[This is our God, living for ever: and his kingdom shall not be be accounted of, and his power shall be for ever.]

Offertorium. (Cf. Deut. 32, 37-38)
Ubi sunt nunc Dii eorum, in quibus confidebatis in eis? quorum ádipem sacrificiorum edebatis, et bibebatis vinum libationum eorum? Surgant nunc, et ádjuvent vos, et fiant vobis protectores.

[Where are now their gods, in whom you put confidence in them? the fat of whose sacrifices you ate, and the wine of their libations you drank? Let them arise now, and help you.]

Confractorium. (1 Paral. 29, 11 & 12; cf. Esth. 14, 14, etc.)
Tua est potentia, tuum regnum, Domine: tu es super omnes deos: libera nos in manu tua.

[Thine is power, thine the kingdom, O Lord: thou art above all gods: deliver us in thy hand.]

John Fisher said...

"Hymns are a weak point in the 1961 Breviary; their texts still stand as they were corrupted by Urban VIII" lets start buy restoring them to the earlier texts.

B flat said...

May 2017 see you bring much good fruit for our edification, and keep you in good health happiness and strength for many more years, Father.
The Byzantines, having Fore- and After-Feasts of variable length for their greatest solemnities, have no fetish for octaves as such. I suspect that your attachment to the octaves is the defensive reaction of a conservator of the worthy and beautiful constructions of Christian Civilisation against the barbarians who still control much of the Church.
May I interest you in the Orthodox texts for the circumcision? From childhood attendance at the Roman Mass for this feast, I think I remember the first voluntary shedding of the Incarnate Word's Precious Blood for our salvation, being mentioned. That is very significant, but perhaps it was in a sermon.
Nevertheless, a recurring theme in the Byzantine texts, is that the Author of the Law makes Himself subject to the Law. This is an illuminating illustration of what the Incarnation involves as the means for our salvation. This lesson has not been learned sufficiently well in the history of Christian civilisation by many of those who ruled, or who have administered the law. The present Pope, as supreme legislator of the Roman Catholic Church, himself acts contrary to this fine example of the Infant Christ. Modern legislatures enact many things repugnant to the Law of God. English Catholics are particularly aware of this since the time of St Thomas More. I urge you not to put aside the Circumcision as a Feast so easily, Father.

Fr John Hunwicke said...
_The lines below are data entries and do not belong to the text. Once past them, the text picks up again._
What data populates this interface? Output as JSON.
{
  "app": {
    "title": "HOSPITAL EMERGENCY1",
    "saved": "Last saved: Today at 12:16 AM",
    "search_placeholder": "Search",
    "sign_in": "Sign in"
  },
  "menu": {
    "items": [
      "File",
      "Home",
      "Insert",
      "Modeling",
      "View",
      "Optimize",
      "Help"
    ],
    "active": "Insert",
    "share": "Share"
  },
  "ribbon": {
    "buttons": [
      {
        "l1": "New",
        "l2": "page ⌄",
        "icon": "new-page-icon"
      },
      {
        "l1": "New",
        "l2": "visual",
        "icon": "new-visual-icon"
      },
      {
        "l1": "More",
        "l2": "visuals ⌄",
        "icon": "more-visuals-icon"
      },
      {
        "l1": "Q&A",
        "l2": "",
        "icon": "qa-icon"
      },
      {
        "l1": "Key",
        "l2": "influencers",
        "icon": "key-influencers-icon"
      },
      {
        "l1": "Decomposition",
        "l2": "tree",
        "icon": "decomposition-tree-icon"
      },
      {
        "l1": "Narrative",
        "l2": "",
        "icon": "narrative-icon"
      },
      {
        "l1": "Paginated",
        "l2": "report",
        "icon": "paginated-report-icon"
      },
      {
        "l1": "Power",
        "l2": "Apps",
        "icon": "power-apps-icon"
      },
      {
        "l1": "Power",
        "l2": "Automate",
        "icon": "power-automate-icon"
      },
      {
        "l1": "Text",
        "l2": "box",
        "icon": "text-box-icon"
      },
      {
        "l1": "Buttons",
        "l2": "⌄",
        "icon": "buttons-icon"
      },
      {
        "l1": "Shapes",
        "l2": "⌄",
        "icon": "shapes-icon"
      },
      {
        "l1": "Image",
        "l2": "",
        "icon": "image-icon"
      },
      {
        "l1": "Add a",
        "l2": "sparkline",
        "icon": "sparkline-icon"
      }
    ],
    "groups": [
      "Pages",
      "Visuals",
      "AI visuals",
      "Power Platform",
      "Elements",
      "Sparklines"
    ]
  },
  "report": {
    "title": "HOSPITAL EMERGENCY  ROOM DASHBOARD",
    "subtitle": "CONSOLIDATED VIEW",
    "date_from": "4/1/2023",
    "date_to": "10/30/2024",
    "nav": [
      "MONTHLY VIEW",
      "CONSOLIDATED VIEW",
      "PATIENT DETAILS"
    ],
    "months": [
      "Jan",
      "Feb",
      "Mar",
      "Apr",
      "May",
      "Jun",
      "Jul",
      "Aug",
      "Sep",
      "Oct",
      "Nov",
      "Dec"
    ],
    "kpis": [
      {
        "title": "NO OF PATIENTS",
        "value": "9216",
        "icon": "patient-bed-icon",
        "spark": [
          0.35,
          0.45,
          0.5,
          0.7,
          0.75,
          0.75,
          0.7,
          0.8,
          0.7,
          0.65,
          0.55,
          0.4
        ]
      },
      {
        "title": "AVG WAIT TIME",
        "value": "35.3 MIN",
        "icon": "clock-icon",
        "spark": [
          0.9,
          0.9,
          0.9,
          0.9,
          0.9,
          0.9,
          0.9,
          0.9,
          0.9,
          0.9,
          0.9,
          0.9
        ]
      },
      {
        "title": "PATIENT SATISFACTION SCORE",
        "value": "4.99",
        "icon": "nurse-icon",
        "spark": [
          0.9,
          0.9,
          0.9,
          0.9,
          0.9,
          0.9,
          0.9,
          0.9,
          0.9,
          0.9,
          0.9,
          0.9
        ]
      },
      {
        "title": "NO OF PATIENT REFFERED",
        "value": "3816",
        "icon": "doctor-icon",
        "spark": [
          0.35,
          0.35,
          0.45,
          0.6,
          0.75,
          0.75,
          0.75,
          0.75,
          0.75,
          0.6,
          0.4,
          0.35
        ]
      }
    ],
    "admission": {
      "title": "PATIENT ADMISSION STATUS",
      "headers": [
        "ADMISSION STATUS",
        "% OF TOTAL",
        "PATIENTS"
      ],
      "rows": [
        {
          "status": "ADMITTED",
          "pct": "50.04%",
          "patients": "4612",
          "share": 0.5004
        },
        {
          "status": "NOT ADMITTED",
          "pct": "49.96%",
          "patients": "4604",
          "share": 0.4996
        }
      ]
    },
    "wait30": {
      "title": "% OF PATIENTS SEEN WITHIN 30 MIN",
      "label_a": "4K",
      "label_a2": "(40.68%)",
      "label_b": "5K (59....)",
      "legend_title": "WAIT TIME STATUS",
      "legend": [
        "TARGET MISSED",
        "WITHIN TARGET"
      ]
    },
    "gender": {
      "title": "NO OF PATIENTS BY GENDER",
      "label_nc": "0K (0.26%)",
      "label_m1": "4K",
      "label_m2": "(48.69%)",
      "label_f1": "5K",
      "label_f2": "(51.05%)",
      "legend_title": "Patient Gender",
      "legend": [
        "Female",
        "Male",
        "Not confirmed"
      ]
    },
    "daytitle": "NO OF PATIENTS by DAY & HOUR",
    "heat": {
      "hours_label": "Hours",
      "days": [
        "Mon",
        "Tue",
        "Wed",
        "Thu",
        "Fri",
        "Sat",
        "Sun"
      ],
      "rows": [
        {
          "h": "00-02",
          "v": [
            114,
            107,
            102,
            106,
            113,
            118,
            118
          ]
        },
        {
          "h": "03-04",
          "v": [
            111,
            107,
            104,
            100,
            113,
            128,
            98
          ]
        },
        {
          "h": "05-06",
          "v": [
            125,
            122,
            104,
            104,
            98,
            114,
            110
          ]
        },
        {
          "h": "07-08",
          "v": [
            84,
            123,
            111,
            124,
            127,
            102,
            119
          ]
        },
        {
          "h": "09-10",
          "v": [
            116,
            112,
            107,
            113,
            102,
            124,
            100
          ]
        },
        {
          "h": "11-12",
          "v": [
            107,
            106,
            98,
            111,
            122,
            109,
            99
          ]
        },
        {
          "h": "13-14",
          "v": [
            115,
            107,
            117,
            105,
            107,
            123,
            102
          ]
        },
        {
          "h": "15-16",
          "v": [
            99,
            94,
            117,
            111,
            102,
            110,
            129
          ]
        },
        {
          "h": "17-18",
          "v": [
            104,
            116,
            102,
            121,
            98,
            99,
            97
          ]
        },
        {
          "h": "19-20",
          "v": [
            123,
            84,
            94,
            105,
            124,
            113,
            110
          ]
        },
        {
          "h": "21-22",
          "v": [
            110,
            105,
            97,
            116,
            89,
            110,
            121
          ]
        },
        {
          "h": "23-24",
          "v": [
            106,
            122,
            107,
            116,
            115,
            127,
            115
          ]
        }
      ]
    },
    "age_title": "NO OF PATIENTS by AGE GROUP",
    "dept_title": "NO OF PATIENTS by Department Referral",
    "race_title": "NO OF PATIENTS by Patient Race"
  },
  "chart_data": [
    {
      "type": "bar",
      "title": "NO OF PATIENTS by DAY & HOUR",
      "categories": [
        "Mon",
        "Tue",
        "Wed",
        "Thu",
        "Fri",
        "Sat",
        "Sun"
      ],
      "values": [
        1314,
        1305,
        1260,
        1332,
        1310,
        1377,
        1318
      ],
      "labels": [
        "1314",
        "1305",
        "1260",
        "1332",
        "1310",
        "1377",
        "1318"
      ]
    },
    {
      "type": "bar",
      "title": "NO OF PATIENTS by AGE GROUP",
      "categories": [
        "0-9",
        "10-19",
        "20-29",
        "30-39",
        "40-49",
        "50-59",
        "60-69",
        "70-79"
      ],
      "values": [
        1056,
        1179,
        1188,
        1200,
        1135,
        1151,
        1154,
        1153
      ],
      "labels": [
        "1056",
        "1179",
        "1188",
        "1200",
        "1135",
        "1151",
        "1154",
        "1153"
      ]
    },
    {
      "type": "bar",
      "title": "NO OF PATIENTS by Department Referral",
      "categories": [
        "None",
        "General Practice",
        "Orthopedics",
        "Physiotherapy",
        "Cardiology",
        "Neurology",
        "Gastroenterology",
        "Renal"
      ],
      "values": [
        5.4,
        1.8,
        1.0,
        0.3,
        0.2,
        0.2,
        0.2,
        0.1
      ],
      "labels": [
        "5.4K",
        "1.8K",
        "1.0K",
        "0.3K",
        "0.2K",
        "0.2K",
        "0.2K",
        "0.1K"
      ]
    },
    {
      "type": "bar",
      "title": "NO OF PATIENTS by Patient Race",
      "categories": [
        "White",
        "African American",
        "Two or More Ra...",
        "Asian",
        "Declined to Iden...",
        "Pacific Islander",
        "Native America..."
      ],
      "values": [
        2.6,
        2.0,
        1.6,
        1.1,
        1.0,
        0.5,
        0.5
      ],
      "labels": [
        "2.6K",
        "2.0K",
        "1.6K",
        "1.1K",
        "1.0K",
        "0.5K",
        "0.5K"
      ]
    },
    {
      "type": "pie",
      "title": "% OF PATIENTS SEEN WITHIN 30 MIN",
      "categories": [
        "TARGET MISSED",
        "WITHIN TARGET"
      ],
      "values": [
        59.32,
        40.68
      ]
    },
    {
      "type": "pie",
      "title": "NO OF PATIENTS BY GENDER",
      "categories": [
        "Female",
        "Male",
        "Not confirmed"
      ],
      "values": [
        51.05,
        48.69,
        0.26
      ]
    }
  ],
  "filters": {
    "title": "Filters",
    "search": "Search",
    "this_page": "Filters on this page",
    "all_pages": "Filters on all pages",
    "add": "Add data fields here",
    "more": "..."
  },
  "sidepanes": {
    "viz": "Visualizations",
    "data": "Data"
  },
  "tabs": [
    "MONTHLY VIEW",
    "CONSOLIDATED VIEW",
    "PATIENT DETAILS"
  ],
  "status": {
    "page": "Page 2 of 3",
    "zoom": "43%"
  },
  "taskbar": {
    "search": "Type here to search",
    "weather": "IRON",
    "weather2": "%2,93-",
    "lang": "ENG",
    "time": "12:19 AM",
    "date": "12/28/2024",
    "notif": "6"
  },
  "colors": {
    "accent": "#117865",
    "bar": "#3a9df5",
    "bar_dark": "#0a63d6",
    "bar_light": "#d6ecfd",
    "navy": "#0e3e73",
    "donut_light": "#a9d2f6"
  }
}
I was not putting anything aside but explaining the history of the Roman Rite. And I hope I would be too well-mannered to say that the Byzantines had a 'fetish' for Fore- and After-Feasts. It's rather like people who are so mesmerised by philobyzantinism that they tell you that the Supplices te Rogamus is the epiclesis of the Roman Canon, rather than suggesting that the Epiclesis is the Supplices te Rogamus of the Byzantine Rite. People sometimes need to be reminded that the Roman Rite is older than the Byzantine and does not need to be apologised for. Nor, indeed, does the Byzantine Rite need to be apologised for. I fail to understand Prejudice in whichever direction it works. Vivant omnes!

But, B flat, I thank you most warmly for your good wishes, which I reciprocate. Nor do I dissent from your neat point about the present pope.